Originating from the Arctic with minimal crossbreeding, their immune system may be weaker, requiring yearly shots.

– Maintenance Through Diet and Exercise:
A healthy diet and regular exercise are crucial for preserving the longevity of Canadian Eskimo dogs.

A closeup shot of cute huskies in a snowy forest

Alternate Names and Shared Lineage: Unveiling the Aliases of Canadian Eskimo Dogs

Alternate Names:
Canadian Eskimo dogs are also referred to as Canadian Inuit dogs, Qimmiq, Canadian Huskies, or Exquimaux.

Greenland Dog Connection:
The Greenland Dog is considered the same breed as the Canadian Eskimo dog due to its shared history and ancestry.

Genetic Similarities:
Despite geographic isolation, the Greenland Dog and Canadian Eskimo Dog haven’t genetically diverged enough to be classified as separate breeds.

Investing in Heritage: Understanding the Average Cost of Canadian Eskimo Dogs

Rare Breed Cost:
The average cost of a well-bred Canadian Eskimo dog is approximately $8,750.

Genetic History Awareness:
Understanding the breed’s genetic history is crucial for ensuring a happy and healthy dog.

Preserving Legacy: The Collaborative Effort to Save the Canadian Eskimo Dog

Reviving Heritage: Government and Breeders Collaborate

The Canadian government leads the effort to save the critically endangered Canadian Eskimo Dog from extinction, working hand in hand with dedicated breeders.

 Cultural Significance Acknowledged

Acknowledging the breed’s close ties to Inuit culture, conservation efforts aim to protect not only a dog breed but also an essential component of Canada’s past.

 Struggles and Triumphs

Midway through the 20th century, the breed had a sharp decline, compounded by competition from foreign dog breeds and technological advances. Hope was reignited by successful breeding programs and distant searches.

 Ongoing Challenges

Notwithstanding their successes, the Canadian Eskimo Dog population is still vulnerable, necessitating ongoing work to ensure this old and uncommon sled dog has a stable future.

 Hope for the Future

The cooperative effort to preserve this cultural symbol is indicative of a common will to guarantee the Canadian Eskimo Dog’s heritage remains, resonating across genres.


How much does a Canadian Eskimo cost?
On average, a well-bred Canadian Eskimo dog costs around $8,750, reflecting its status as a rare breed with unique considerations for potential owners.
What is Eskimo’s real name?

“Eskimo” is a term that has been historically used to refer to the indigenous peoples inhabiting the Arctic regions of Alaska, Canada, Greenland, and Siberia. However, it’s important to note that the term is considered outdated and even offensive by some communities.

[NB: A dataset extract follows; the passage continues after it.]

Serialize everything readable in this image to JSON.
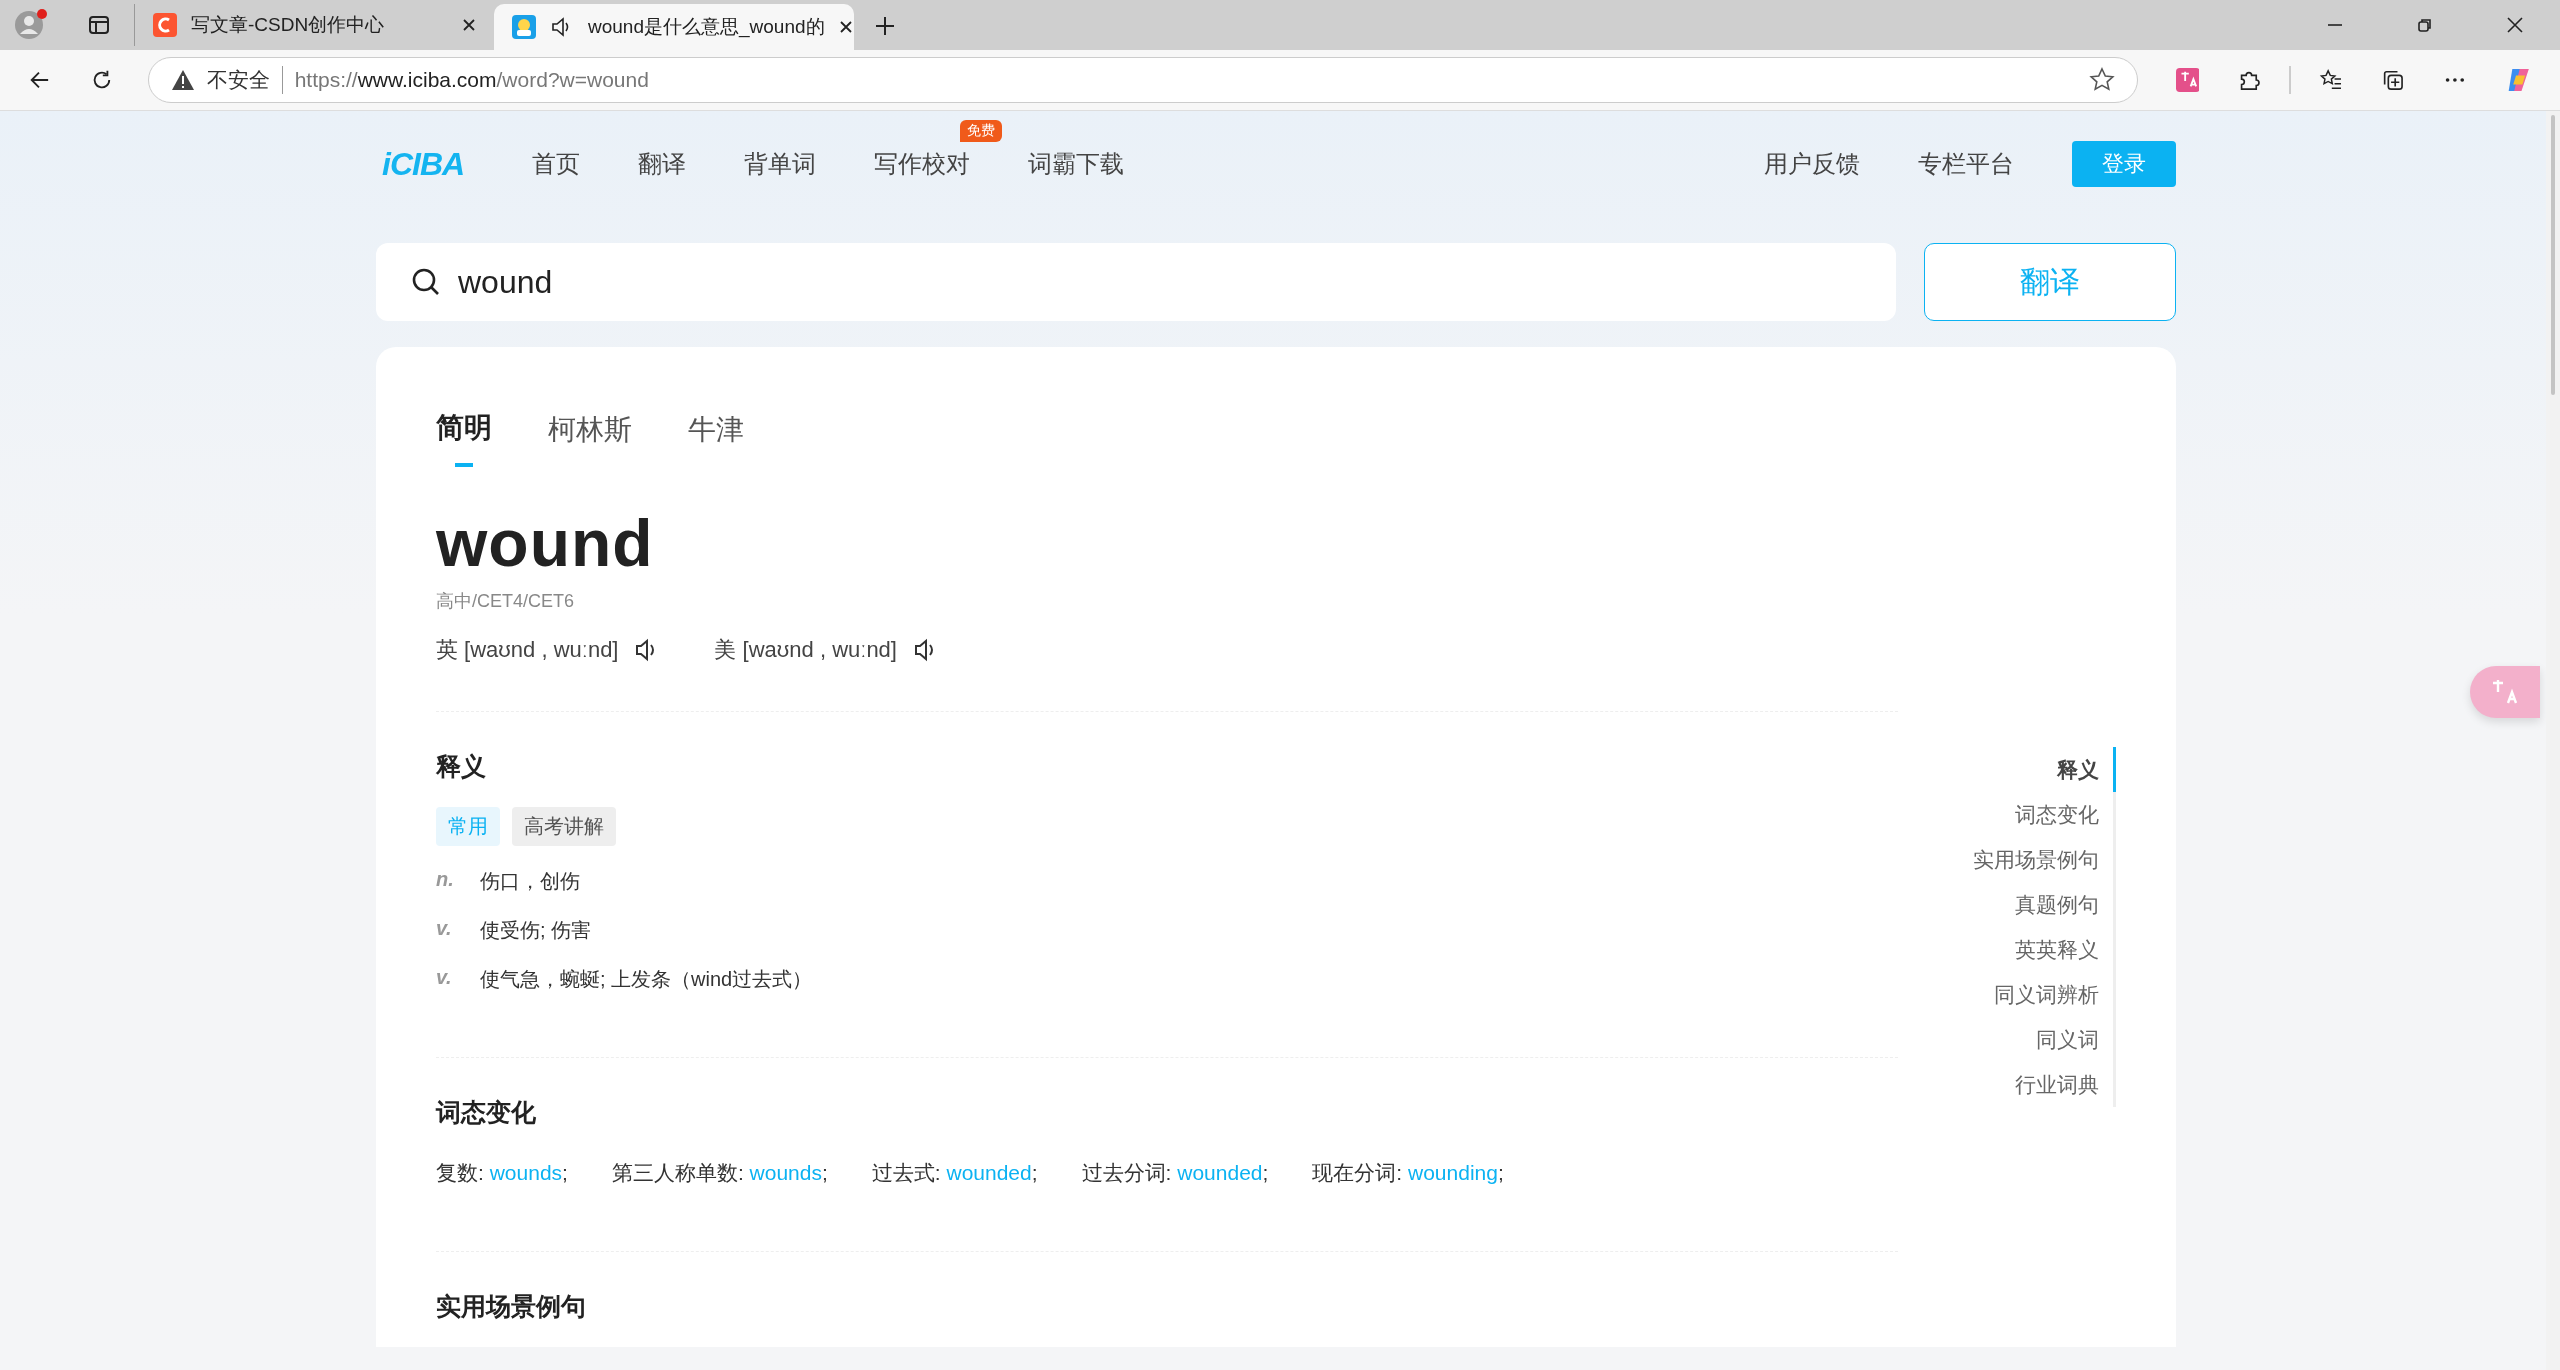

The preferred and more respectful term to use is “Inuit” when referring to the indigenous people of the Arctic. “Inuit” is the appropriate name for the ethnic group residing in these regions.

Is Eskimo a security dog?
No, the Eskimo dog, particularly the Canadian Eskimo Dog, is not traditionally used as a security dog. They historically served as working dogs, assisting with tasks such as sled pulling and hunting in Arctic regions.
Are Eskimo dogs high maintenance?
Yes, Eskimo dogs, particularly the Canadian Eskimo Dog, can be considered high maintenance. Their thick double coat requires regular grooming, and they have specific needs regarding exercise, living conditions, and attention to health issues.
What are the health issues with Canadian Eskimo dogs?
Canadian Eskimo dogs are prone to various health issues, including hip dysplasia, gastric torsion, cataracts, and arthritis. Additionally, due to their origin in extremely cold regions, they may have a weaker immune system, necessitating yearly shots to maintain good health.